Four months after the closing of Fredericton's Morgentaler clinic spurred a national debate about abortion access in rural Canada, New Brunswick's Premier has announced his government is doing away with most of a regulation that made his province one of the most difficult places in the country to end a pregnancy.
Beginning on Jan. 1, New Brunswick women will no longer need two doctors to confirm an abortion is "medically necessary" before they can receive public funding to have it. The changes also mean public health insurance will cover abortions performed by family doctors – not just specialists.
"Personally, I'm pro-choice," Premier Brian Gallant told The Globe and Mail on Wednesday. "As a Premier and when I was leader of the opposition and made this commitment, it wasn't difficult to make this choice because I know it's the right one. We don't have the flexibility to start picking which rights we want to respect."
The main pro-choice group that pressed Mr. Gallant's Liberal government to scrap regulation 84-20 of the Medical Services Payment Act praised the changes and thanked the Premier, but said the amendments do not go far enough to ensure swift, widespread access.
"It falls short in a couple of places," said Jessi Taylor, a spokeswoman for Reproductive Justice NB. "The most obvious is in that it still restricts abortions to hospitals. That's a huge barrier because, first of all, hospitals can make their own policies that can restrict abortions. It's also problematic because there's still no self-referral in a hospital."
Regulation 84-20 has existed in its current form since 1989, when premier Frank McKenna's Liberal government adopted it after the Supreme Court of Canada struck down the federal abortion law in 1988.
In most of the 25 years since, the Morgentaler clinic in Fredericton provided abortions to women who paid.
The clinic performed 612 abortions in 2012, the last year for which statistics are available, according to the Canadian Institute for Health Information. By contrast, 483 abortions were performed in New Brunswick hospitals in 2013-2014 at a cost to the public system of between $500,000 and $600,000 annually, a spokesman for the Premier said.
Simone Leibovitch, the former manager of the Morgentaler clinic, said last spring the clinic could no longer afford to spend about $10,000 a year helping women who could not pay the fees – nor could it continue to tolerate New Brunswick's policy on abortion. It closed at the end of July.
"When the clinic closed," Mr. Gallant said, "there's no doubt that forced the conversation as a province."
Although New Brunswick's regulations were the most restrictive in the country, other provinces have not done enough to make abortion widely available, especially in rural regions, said Wendy Norman, a family physician and professor in the department of family practice at the University of British Columbia.

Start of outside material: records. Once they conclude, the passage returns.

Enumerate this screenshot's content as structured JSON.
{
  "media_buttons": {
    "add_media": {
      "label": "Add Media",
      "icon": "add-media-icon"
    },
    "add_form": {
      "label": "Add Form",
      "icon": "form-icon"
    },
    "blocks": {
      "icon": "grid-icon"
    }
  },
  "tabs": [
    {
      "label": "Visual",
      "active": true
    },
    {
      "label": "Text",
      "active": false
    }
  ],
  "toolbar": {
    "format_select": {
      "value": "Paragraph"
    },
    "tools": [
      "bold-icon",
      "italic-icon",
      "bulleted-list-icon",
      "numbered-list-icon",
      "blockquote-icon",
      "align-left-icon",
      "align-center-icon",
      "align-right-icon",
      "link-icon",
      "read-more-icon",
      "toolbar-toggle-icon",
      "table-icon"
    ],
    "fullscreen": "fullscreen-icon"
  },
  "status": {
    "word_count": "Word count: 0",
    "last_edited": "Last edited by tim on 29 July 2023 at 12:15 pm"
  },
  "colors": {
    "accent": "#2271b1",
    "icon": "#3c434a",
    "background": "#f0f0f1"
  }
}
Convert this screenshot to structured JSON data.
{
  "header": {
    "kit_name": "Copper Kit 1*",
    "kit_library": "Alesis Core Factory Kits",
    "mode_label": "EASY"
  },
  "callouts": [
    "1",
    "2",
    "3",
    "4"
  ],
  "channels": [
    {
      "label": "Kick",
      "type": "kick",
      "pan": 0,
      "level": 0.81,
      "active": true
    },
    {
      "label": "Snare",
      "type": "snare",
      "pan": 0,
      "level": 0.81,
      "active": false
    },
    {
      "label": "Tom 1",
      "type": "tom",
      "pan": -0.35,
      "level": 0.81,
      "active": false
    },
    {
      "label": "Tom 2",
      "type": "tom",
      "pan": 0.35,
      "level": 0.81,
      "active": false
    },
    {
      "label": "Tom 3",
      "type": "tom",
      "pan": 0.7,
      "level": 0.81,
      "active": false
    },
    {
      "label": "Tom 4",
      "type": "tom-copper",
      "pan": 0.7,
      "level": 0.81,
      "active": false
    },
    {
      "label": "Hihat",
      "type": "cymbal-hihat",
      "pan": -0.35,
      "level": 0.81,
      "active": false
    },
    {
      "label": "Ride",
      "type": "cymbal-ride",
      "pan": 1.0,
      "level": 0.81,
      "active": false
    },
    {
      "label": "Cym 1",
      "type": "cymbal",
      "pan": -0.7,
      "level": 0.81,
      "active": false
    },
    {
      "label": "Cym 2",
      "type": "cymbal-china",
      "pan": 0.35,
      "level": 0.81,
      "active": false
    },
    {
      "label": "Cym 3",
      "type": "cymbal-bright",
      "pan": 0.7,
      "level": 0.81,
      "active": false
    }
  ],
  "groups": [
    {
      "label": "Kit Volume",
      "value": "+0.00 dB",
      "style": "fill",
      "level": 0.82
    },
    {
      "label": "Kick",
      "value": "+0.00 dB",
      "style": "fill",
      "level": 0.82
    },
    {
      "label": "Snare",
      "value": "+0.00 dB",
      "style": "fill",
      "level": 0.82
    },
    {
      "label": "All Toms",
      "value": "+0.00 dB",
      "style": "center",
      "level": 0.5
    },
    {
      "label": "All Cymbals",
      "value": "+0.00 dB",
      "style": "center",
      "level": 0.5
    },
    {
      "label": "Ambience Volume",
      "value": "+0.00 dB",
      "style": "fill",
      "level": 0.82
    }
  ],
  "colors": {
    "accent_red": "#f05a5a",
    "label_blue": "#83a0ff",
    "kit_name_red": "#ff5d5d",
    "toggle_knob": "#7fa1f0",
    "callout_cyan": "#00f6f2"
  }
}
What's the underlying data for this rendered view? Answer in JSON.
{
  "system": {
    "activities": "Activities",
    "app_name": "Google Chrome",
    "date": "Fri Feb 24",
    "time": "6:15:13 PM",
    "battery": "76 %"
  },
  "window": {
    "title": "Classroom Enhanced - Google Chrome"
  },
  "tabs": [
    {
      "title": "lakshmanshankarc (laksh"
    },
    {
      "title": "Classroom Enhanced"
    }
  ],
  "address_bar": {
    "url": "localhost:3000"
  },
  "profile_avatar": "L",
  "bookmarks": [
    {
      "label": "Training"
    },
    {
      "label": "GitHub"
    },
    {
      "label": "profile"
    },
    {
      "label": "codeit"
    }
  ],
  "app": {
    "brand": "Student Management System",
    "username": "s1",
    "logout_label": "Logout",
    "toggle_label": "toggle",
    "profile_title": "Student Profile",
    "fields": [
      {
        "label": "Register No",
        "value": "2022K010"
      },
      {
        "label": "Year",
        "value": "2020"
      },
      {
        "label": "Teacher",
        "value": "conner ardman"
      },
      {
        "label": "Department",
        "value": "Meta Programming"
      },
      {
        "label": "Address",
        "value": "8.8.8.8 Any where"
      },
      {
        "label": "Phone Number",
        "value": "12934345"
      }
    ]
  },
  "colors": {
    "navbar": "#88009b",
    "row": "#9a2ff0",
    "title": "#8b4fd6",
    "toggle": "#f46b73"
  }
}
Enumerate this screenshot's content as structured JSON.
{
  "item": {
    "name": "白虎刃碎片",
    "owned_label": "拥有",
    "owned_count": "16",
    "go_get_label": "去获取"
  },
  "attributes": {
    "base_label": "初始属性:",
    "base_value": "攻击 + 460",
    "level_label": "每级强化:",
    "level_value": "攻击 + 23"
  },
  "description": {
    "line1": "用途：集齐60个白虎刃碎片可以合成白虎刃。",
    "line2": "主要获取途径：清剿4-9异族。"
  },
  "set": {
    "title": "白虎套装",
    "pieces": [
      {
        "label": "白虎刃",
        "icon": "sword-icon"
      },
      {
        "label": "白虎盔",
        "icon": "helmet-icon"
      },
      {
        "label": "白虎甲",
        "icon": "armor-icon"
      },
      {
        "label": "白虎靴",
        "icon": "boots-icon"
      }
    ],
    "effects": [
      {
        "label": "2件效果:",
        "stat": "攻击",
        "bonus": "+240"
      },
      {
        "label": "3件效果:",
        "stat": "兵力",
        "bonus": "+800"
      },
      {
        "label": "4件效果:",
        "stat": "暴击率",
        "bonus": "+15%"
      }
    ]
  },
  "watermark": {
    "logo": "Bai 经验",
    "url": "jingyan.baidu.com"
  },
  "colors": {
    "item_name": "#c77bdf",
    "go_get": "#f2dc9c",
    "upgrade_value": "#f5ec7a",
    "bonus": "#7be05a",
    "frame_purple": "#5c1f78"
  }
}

She co-authored a study that found that, in 2012, nearly half of all the hospitals, clinics and doctor's offices performing abortions in Canada – 46 of 94 in total – were in Quebec, where the government has made a concerted effort to expand access outside large cities.
"In jurisdictions where the health policy makers haven't made this kind of health policy provision, we aren't seeing the same kind of primary-care or community-based or rural access for women," said Dr. Norman, who presented her initial findings from the 2012 survey at the Family Medicine Forum in Quebec City this month.
British Columbia and Ontario both had 16 abortion facilities in 2012, while there were eight in the three Prairie provinces, four in the territories and four in the Maritimes, including the now-closed Morgentaler clinic in Fredericton. Prince Edward Island has no abortion services.